With the successful start of the power unit, the angular velocity of the flywheel increases, and the torque from it begins to be transmitted to the starter. When a certain angular velocity is reached, the rollers move through the cavities under the action of centrifugal forces, passing into the expanded part. As a result of this movement, the frictional forces between the drive and driven clips decrease, and at some point the parts are separated - the torque flow is interrupted, and the starter rotor stops rotating. At the same time, the starter is turned off, and the drive under the action of the spring (as well as oblique teeth on the shaft) is removed from the flywheel, returning to its original position.

Today, there are many variations in the design of the roller overrunning clutch, but they all have the principle of operation described above. The starter drive with a roller clutch is easily recognizable by its appearance - the clutch has the shape of a ring of small width on the side of the gear.


The design and principle of operation of the starter drive with a ratchet overrunning clutch


The basis of the design of the ratchet freewheel clutch is a pair formed by the drive and driven by half-couplings, at the ends of which sawtooth teeth are made. The drive half coupling is located on the guide sleeve, having a connection to it by means of a tape thread, and inside the sleeve there are straight splines for connection with the starter shaft. On the opposite side, also on the bushing, but only without a rigid connection, there is a driven half coupling, made together with the drive gear. Sawtooth teeth are also made at the end of the driven clutch, which can engage with the teeth of the drive half coupling.

Under the coupling halves there is a locking mechanism consisting of a ring with a conical groove connected to the drive half coupling, and crackers having a pin connection with the driven half coupling. In the non-working position, the ring presses the breadcrumbs against the sleeve. From above, the coupling halves are closed with a body in the form of an open glass, on its open side there is a lock ring that prevents the driven coupling half from sliding off the sleeve.

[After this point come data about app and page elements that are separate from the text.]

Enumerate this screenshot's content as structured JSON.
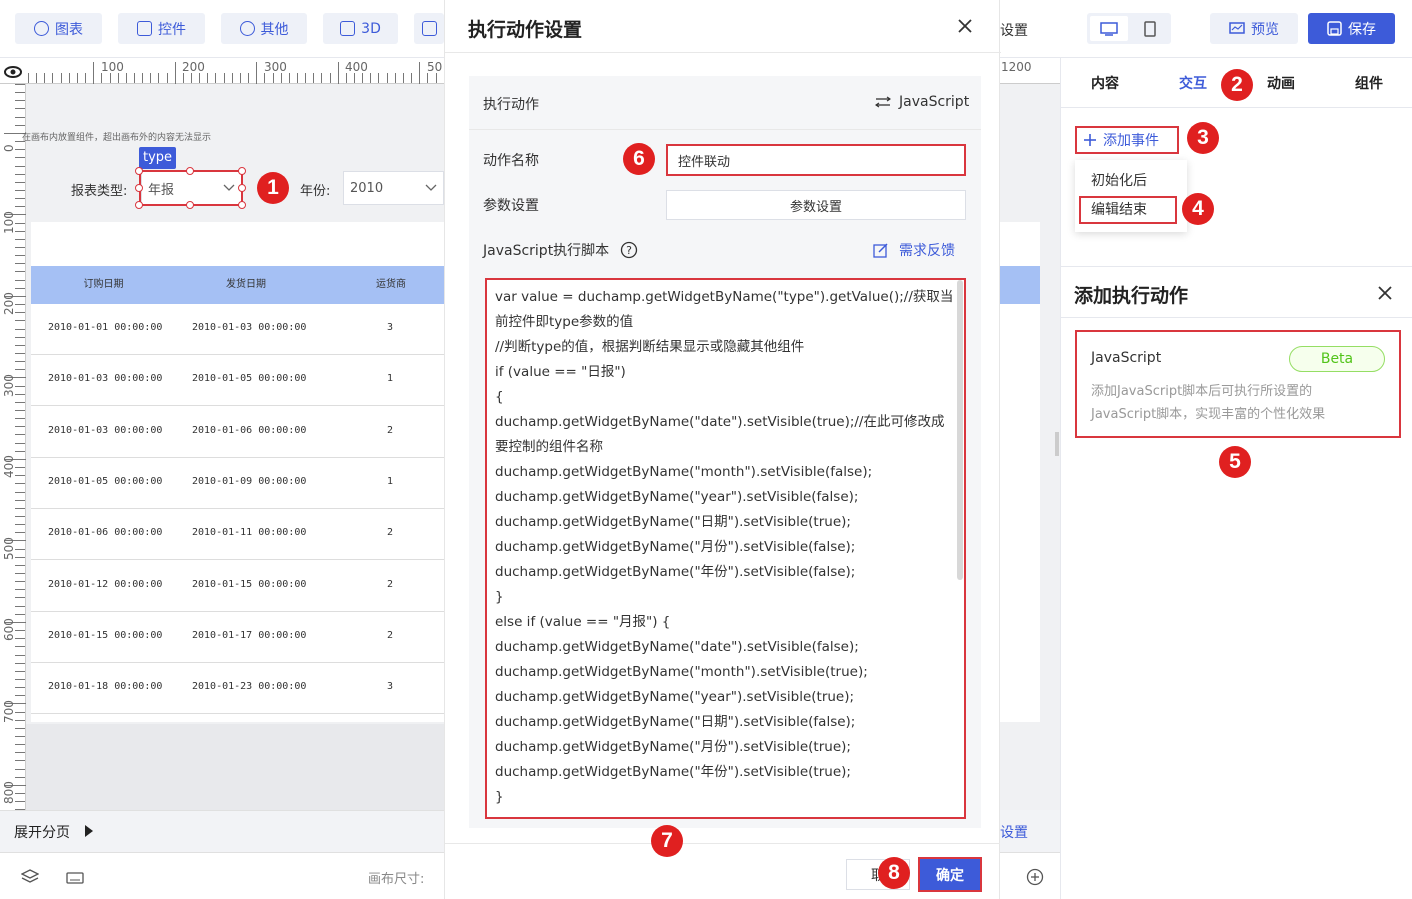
{
  "toolbar": {
    "chart_label": "图表",
    "widget_label": "控件",
    "other_label": "其他",
    "threed_label": "3D",
    "settings_partial": "设置",
    "preview_label": "预览",
    "save_label": "保存"
  },
  "canvas": {
    "hint": "在画布内放置组件，超出画布外的内容无法显示",
    "type_tag": "type",
    "report_type_label": "报表类型:",
    "report_type_value": "年报",
    "year_label": "年份:",
    "year_value": "2010",
    "ruler_top": [
      "100",
      "200",
      "300",
      "400",
      "50"
    ],
    "ruler_left": [
      "0",
      "100",
      "200",
      "300",
      "400",
      "500",
      "600",
      "700",
      "800"
    ],
    "table": {
      "headers": [
        "订购日期",
        "发货日期",
        "运货商"
      ],
      "rows": [
        [
          "2010-01-01 00:00:00",
          "2010-01-03 00:00:00",
          "3"
        ],
        [
          "2010-01-03 00:00:00",
          "2010-01-05 00:00:00",
          "1"
        ],
        [
          "2010-01-03 00:00:00",
          "2010-01-06 00:00:00",
          "2"
        ],
        [
          "2010-01-05 00:00:00",
          "2010-01-09 00:00:00",
          "1"
        ],
        [
          "2010-01-06 00:00:00",
          "2010-01-11 00:00:00",
          "2"
        ],
        [
          "2010-01-12 00:00:00",
          "2010-01-15 00:00:00",
          "2"
        ],
        [
          "2010-01-15 00:00:00",
          "2010-01-17 00:00:00",
          "2"
        ],
        [
          "2010-01-18 00:00:00",
          "2010-01-23 00:00:00",
          "3"
        ]
      ]
    },
    "expand_paging": "展开分页",
    "canvas_size_label": "画布尺寸:"
  },
  "dialog": {
    "title": "执行动作设置",
    "exec_action_label": "执行动作",
    "exec_action_value": "JavaScript",
    "action_name_label": "动作名称",
    "action_name_value": "控件联动",
    "param_label": "参数设置",
    "param_button": "参数设置",
    "script_label": "JavaScript执行脚本",
    "feedback_link": "需求反馈",
    "script_lines": [
      "var value = duchamp.getWidgetByName(\"type\").getValue();//获取当",
      "前控件即type参数的值",
      "//判断type的值，根据判断结果显示或隐藏其他组件",
      "if (value == \"日报\")",
      "{",
      "duchamp.getWidgetByName(\"date\").setVisible(true);//在此可修改成",
      "要控制的组件名称",
      "duchamp.getWidgetByName(\"month\").setVisible(false);",
      "duchamp.getWidgetByName(\"year\").setVisible(false);",
      "duchamp.getWidgetByName(\"日期\").setVisible(true);",
      "duchamp.getWidgetByName(\"月份\").setVisible(false);",
      "duchamp.getWidgetByName(\"年份\").setVisible(false);",
      "}",
      "else if (value == \"月报\") {",
      "duchamp.getWidgetByName(\"date\").setVisible(false);",
      "duchamp.getWidgetByName(\"month\").setVisible(true);",
      "duchamp.getWidgetByName(\"year\").setVisible(true);",
      "duchamp.getWidgetByName(\"日期\").setVisible(false);",
      "duchamp.getWidgetByName(\"月份\").setVisible(true);",
      "duchamp.getWidgetByName(\"年份\").setVisible(true);",
      "}"
    ],
    "cancel_label": "取",
    "confirm_label": "确定"
  },
  "right_panel": {
    "tabs": [
      "内容",
      "交互",
      "动画",
      "组件"
    ],
    "add_event": "添加事件",
    "event_options": [
      "初始化后",
      "编辑结束"
    ],
    "add_action_title": "添加执行动作",
    "js_card_title": "JavaScript",
    "js_card_badge": "Beta",
    "js_card_desc_1": "添加JavaScript脚本后可执行所设置的",
    "js_card_desc_2": "JavaScript脚本，实现丰富的个性化效果",
    "ruler_partial": "1200",
    "settings_partial": "设置"
  },
  "badges": [
    "1",
    "2",
    "3",
    "4",
    "5",
    "6",
    "7",
    "8"
  ],
  "colors": {
    "accent": "#3d5bd9",
    "annotation_red": "#e02020",
    "header_blue": "#a5c0f4",
    "beta_green": "#52c41a"
  }
}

The drive with a ratchet overrunning clutch works as follows. When the ignition is turned on, as in the previous case, the drive is brought to the flywheel, and the gear engages with the crown. In this case, an axial force occurs, due to which both coupling halves engage - rotation from the starter is transmitted to the gear and flywheel. When the engine starts, the torque flow changes direction, the driven clutch half begins to rotate faster than the leading one. However, during the reverse rotation, engagement between the teeth of the clutch is no longer possible - due to the presence of bevels, the teeth slide over each other, and the drive half coupling moves away from the driven one. At the same time, the ring with a conical groove that presses the breadcrumbs of the locking mechanism is pushed back, and the crackers rise along the pins under the action of centrifugal forces. Having reached the top point, the crackers are pressed against the ring, fixing the coupling halves at some distance from each other - as a result, the flow of torque is interrupted. After the starter is turned off, the driven clutch half stops rotating, the crackers slide down, removing the lock, and the drive returns to its original position.

The starter drive with a ratchet overrunning clutch is easily recognizable by its appearance - it has the shape of a glass, inside of which the coupling halves are located. Such mechanisms are now used on trucks MAZ, Ural, KamAZ and some others.

Post time: Aug-22-2023